The movie Captain America: The First Avenger opens July 22 and we all know what that means! Yes, it's another conveniently timed release of the video game in an effort to trick us out of all our money! For the most devoted fans of the movie, the concept of releasing the game at the same time of the movie is gold: it gives you the opportunity to interact with the storyline and characters. However, more often than not, the games prove to be sloppy, hurried, and poorly executed. And since Hollywood has a long history of disrespecting the gamers, we tend to view these "video games based on the hit movie" with a lot of cynicism. So, when Bayer asked me to do a review of Xbox 360's Captain America: Super Soldier, I went into it certain I was going to hate it, which would give me ample room to rant and bitch and complain about those soulless, mercenary Hollywood buttheads and their ongoing attempts at world domination via shoddy merchandising.
Except, I liked it. Whoops! All that sanctimony and nowhere to use it.
The game is fun, fast-paced, and friendly, which are, of course, three out of the four of my very favorite eff-words. The graphics are solid, the character's movement is smooth like melted buttah, and the game itself is a respectable length: it gives you 18, fairly involved chapters to work your way through, which is more than enough for your average gamer. Obviously, you genius gamers are a whole other breed and I know the only way you could feel remotely challenged is if the game was actually, literally tied to your own life; but for those of us who aren't unemployed, semi-cyborgs, Captain America: Super Soldier falls into the category of "good times."
The game's strongest attribute is the acrobatic, seamless fighting. Great combat can make up for smaller shortcomings, such as the fact that the game tends to be visually repetitive and the decrypting and/or hotwiring you have to do is so easy it's insulting. Most of us have opposable thumbs, you know. But again, when the combat is this fun, it's hardly noticeable. More varied, intricate games have been thoroughly sunk by rotten, clunky combat: Captain America: Super Soldier gets it right.
And the game is available in 3D, which, gimmick though it tends to be sometimes, would frankly be bitchin' with this particular game. I don't have the hardware to experience it in 3D, but for those of you who do: go kick some robot Nazi ass in all three dimensions, baby.
The story is available to the player via optional film reels, for those of us not as familiar with the comic; but if you already know the history and the characters, you can just move right along in the interest of pacing.
It does have its glitchy moments, like most games, but it's minor: e.g., you hurl your shield and it flies through supposedly solid walls. It's a few seconds of extremely mild irritation, and nothing a little combat can't cure.
The controls are easy enough to pick up with a bit of mellow practice, and the levels are big enough in actual scope to present a fun challenge. Again, if you're the type of lunatic who loves to be challenged to the point of frustrating impossibility, you'll go breezing through Captain America: Super Soldier. This game is designed with the casual gamers in mind so it can entertain a wider demographic of people (you know, those of us who are sane).

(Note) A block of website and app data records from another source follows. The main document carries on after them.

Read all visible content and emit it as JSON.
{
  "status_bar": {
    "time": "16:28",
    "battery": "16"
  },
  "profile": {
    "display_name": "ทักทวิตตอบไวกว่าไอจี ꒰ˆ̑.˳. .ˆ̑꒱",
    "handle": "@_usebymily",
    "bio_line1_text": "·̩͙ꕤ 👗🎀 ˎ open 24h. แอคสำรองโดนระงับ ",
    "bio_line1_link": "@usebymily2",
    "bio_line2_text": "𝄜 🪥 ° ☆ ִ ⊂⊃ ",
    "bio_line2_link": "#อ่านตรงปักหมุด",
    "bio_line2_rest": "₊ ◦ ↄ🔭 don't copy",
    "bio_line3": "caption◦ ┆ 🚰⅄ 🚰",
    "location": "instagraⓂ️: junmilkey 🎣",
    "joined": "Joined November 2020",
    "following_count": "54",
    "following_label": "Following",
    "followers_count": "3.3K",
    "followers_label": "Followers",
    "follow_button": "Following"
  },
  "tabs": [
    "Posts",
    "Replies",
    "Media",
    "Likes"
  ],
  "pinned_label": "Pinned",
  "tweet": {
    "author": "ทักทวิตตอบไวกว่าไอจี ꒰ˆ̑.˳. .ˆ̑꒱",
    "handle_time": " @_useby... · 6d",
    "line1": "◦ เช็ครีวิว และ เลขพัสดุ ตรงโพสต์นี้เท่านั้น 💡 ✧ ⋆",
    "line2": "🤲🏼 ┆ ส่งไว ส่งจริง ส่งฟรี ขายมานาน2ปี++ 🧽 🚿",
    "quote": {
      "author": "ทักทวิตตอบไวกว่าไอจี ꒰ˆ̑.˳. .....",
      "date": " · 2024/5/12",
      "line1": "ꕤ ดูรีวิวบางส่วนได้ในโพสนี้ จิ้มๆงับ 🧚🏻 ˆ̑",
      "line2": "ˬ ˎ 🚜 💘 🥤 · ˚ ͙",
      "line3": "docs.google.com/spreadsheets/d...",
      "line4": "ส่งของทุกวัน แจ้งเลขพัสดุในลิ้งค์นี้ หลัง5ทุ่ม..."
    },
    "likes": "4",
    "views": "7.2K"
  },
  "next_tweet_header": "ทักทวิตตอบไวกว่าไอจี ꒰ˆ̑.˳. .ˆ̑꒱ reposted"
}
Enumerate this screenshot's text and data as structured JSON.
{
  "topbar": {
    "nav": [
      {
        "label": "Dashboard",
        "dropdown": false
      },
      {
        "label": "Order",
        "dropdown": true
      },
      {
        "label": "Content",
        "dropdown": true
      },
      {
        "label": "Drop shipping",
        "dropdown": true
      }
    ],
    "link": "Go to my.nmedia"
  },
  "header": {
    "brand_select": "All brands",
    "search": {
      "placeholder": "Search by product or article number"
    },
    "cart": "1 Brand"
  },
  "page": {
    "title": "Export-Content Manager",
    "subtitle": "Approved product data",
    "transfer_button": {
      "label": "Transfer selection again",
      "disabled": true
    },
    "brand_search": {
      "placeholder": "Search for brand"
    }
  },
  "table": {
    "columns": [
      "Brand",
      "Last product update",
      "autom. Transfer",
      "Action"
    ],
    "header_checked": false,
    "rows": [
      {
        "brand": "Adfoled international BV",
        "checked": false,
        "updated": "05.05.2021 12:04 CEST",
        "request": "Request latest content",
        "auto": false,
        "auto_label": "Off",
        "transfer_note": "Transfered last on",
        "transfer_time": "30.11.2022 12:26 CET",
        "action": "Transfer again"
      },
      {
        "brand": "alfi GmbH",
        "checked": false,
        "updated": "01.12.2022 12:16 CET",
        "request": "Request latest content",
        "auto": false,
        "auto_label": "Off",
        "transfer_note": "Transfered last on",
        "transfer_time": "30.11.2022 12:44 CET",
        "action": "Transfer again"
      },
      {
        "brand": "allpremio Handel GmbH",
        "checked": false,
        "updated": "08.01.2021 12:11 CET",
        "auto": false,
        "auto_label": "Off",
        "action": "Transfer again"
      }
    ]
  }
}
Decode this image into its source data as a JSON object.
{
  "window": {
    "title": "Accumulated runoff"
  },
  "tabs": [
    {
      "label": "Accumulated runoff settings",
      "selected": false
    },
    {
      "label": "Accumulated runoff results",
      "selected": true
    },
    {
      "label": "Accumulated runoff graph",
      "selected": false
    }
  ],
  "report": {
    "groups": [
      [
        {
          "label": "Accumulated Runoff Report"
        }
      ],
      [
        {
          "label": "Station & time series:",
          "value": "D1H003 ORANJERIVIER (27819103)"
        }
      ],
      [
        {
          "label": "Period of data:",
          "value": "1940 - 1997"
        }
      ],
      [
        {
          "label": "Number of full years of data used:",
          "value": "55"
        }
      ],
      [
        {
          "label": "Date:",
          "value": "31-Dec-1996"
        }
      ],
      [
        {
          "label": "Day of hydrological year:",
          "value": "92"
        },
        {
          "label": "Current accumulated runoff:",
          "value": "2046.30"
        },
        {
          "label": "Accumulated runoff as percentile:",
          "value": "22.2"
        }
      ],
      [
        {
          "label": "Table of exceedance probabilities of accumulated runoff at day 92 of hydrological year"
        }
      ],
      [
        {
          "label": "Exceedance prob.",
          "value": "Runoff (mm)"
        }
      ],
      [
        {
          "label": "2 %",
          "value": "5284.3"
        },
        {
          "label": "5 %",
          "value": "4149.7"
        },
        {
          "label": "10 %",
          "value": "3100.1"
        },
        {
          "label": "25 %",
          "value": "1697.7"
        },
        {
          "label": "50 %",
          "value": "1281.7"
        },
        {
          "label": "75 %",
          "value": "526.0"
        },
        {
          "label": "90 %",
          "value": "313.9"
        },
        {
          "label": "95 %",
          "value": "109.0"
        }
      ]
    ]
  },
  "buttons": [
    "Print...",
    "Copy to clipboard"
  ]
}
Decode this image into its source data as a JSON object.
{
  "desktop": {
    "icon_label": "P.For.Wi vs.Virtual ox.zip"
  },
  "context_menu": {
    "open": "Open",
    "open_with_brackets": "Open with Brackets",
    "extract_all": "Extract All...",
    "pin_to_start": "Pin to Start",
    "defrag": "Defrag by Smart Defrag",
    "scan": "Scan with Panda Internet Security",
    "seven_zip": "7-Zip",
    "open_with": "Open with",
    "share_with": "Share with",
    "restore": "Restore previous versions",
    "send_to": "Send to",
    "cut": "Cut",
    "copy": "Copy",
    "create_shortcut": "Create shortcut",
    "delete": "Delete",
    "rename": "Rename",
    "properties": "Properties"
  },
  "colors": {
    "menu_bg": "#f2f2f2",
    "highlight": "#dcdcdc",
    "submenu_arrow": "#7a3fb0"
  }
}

As much as this sounds like a cop-out, the game's replayability is going to depend on the individual. I can get an enormous amount of fun out of quality games: I beat the game, I put it down for a few months until I've forgotten about it, and then I beat the game again. With certain games I can do this for years, thus justifying the $60 retail price. Personally, I could replay the game a couple of times over a span of months; I have other gamer friends who I know for a fact would happily play it once and never pick it up again. But let's be honest, you already know what category you fall into and can make an informed decision about owning versus renting.
Final Score: 7/10